- Toward Benevolent Neutrality: Church, State, and the Supreme Court, edited by Ronald B. Flowers and Robert T. Miller (Waco, Tex.: Baylor University Press, 1998) is a comprehensive collection of Court decisions relating to the religion clauses in the First Amendment. Less inclusive collections include The Believer and the Powers That Are: Cases, History, and Other Data Bearing on the Relation of Religion and Government, by John Thomas Noonan, Jr. (New York: Macmillan, 1987), and Religious Liberty in the Supreme Court: The Cases That Define the Debate over Church and State, edited by Terry Eastland (Grand Rapids, Mich.: Wm. B. Eerdmans, 1995). The Amish and the State, edited by Donald B. Kraybill (Baltimore, Md.: Johns Hopkins University Press, 1993), provides useful background for the Yoder case and the ongoing conflicts between the Amish and government concerning matters of religious conscience.

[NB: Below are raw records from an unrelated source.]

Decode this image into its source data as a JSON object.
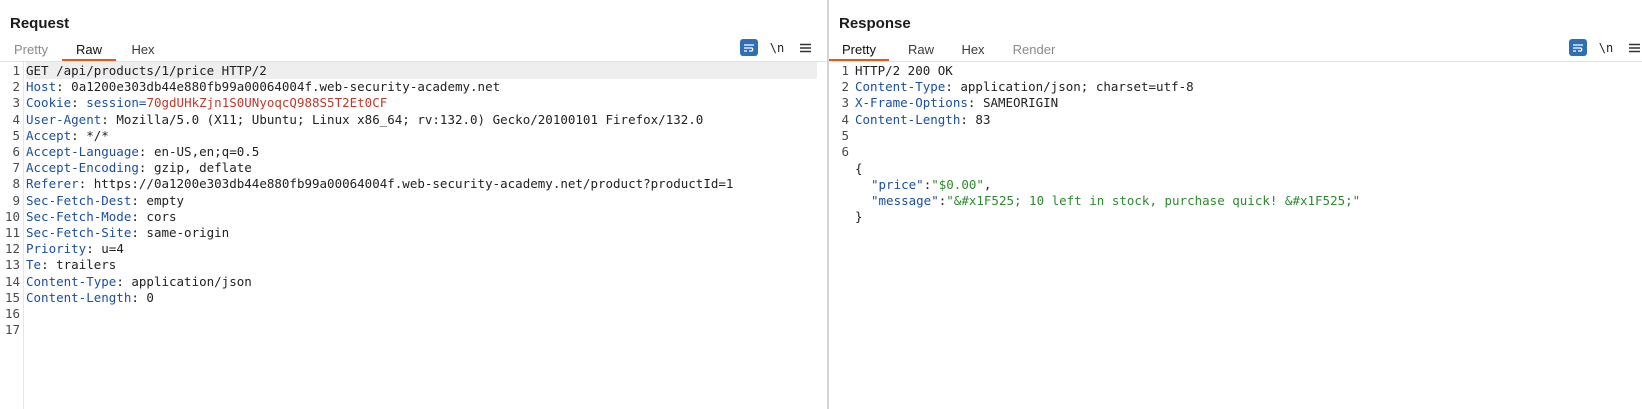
{
  "request": {
    "title": "Request",
    "tabs": [
      {
        "label": "Pretty",
        "state": "inactive"
      },
      {
        "label": "Raw",
        "state": "active"
      },
      {
        "label": "Hex",
        "state": "enabled"
      }
    ],
    "toolbar": {
      "newline_label": "\\n"
    },
    "lines": [
      {
        "n": "1",
        "key": "",
        "sep": "",
        "value": "GET /api/products/1/price HTTP/2"
      },
      {
        "n": "2",
        "key": "Host",
        "sep": ": ",
        "value": "0a1200e303db44e880fb99a00064004f.web-security-academy.net"
      },
      {
        "n": "3",
        "key": "Cookie",
        "sep": ": ",
        "value": "session=",
        "value2": "70gdUHkZjn1S0UNyoqcQ988S5T2Et0CF"
      },
      {
        "n": "4",
        "key": "User-Agent",
        "sep": ": ",
        "value": "Mozilla/5.0 (X11; Ubuntu; Linux x86_64; rv:132.0) Gecko/20100101 Firefox/132.0"
      },
      {
        "n": "5",
        "key": "Accept",
        "sep": ": ",
        "value": "*/*"
      },
      {
        "n": "6",
        "key": "Accept-Language",
        "sep": ": ",
        "value": "en-US,en;q=0.5"
      },
      {
        "n": "7",
        "key": "Accept-Encoding",
        "sep": ": ",
        "value": "gzip, deflate"
      },
      {
        "n": "8",
        "key": "Referer",
        "sep": ": ",
        "value": "https://0a1200e303db44e880fb99a00064004f.web-security-academy.net/product?productId=1"
      },
      {
        "n": "9",
        "key": "Sec-Fetch-Dest",
        "sep": ": ",
        "value": "empty"
      },
      {
        "n": "10",
        "key": "Sec-Fetch-Mode",
        "sep": ": ",
        "value": "cors"
      },
      {
        "n": "11",
        "key": "Sec-Fetch-Site",
        "sep": ": ",
        "value": "same-origin"
      },
      {
        "n": "12",
        "key": "Priority",
        "sep": ": ",
        "value": "u=4"
      },
      {
        "n": "13",
        "key": "Te",
        "sep": ": ",
        "value": "trailers"
      },
      {
        "n": "14",
        "key": "Content-Type",
        "sep": ": ",
        "value": "application/json"
      },
      {
        "n": "15",
        "key": "Content-Length",
        "sep": ": ",
        "value": "0"
      },
      {
        "n": "16",
        "key": "",
        "sep": "",
        "value": ""
      },
      {
        "n": "17",
        "key": "",
        "sep": "",
        "value": ""
      }
    ]
  },
  "response": {
    "title": "Response",
    "tabs": [
      {
        "label": "Pretty",
        "state": "active"
      },
      {
        "label": "Raw",
        "state": "enabled"
      },
      {
        "label": "Hex",
        "state": "enabled"
      },
      {
        "label": "Render",
        "state": "inactive"
      }
    ],
    "toolbar": {
      "newline_label": "\\n"
    },
    "headers": [
      {
        "n": "1",
        "key": "",
        "sep": "",
        "value": "HTTP/2 200 OK"
      },
      {
        "n": "2",
        "key": "Content-Type",
        "sep": ": ",
        "value": "application/json; charset=utf-8"
      },
      {
        "n": "3",
        "key": "X-Frame-Options",
        "sep": ": ",
        "value": "SAMEORIGIN"
      },
      {
        "n": "4",
        "key": "Content-Length",
        "sep": ": ",
        "value": "83"
      },
      {
        "n": "5",
        "key": "",
        "sep": "",
        "value": ""
      },
      {
        "n": "6",
        "key": "",
        "sep": "",
        "value": ""
      }
    ],
    "body": {
      "open": "{",
      "close": "}",
      "price_key": "\"price\"",
      "price_value": "\"$0.00\"",
      "message_key": "\"message\"",
      "message_value": "\"&#x1F525; 10 left in stock, purchase quick! &#x1F525;\""
    }
  },
  "colors": {
    "accent": "#e2591a",
    "button_blue": "#2f6fb3",
    "header_key": "#1b4fa0",
    "cookie_value": "#c0392b",
    "json_string": "#2e8b2e"
  }
}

Native American Cultural and Religious Freedoms, edited by John R. Wunder (New York: Garland, 1996), offers similar background to the Court's encounters with Native American religious practices. Bette Novit Evans's Interpreting the Free Exercise of Religion: The Constitution and American Pluralism (Chapel Hill: University of North Carolina Press, 1997) examines the Court's decisions regarding religious liberty, focusing especially on the role of religious freedom in nurturing pluralism. The Catholic perspective of a respected federal appellate judge on religious liberty in the United States may be found in The Lustre of Our Country: The American Experience of Religious Freedom, by John T. Noonan, Jr. (Berkeley: University of California Press, 1998). In The Culture of Disbelief: How American Law and Politics Trivialize Religious Devotion, by Stephen L. Carter (New York: Basic Books, 1993), the author challenges the Court's religion cases as having undermined religious devotion.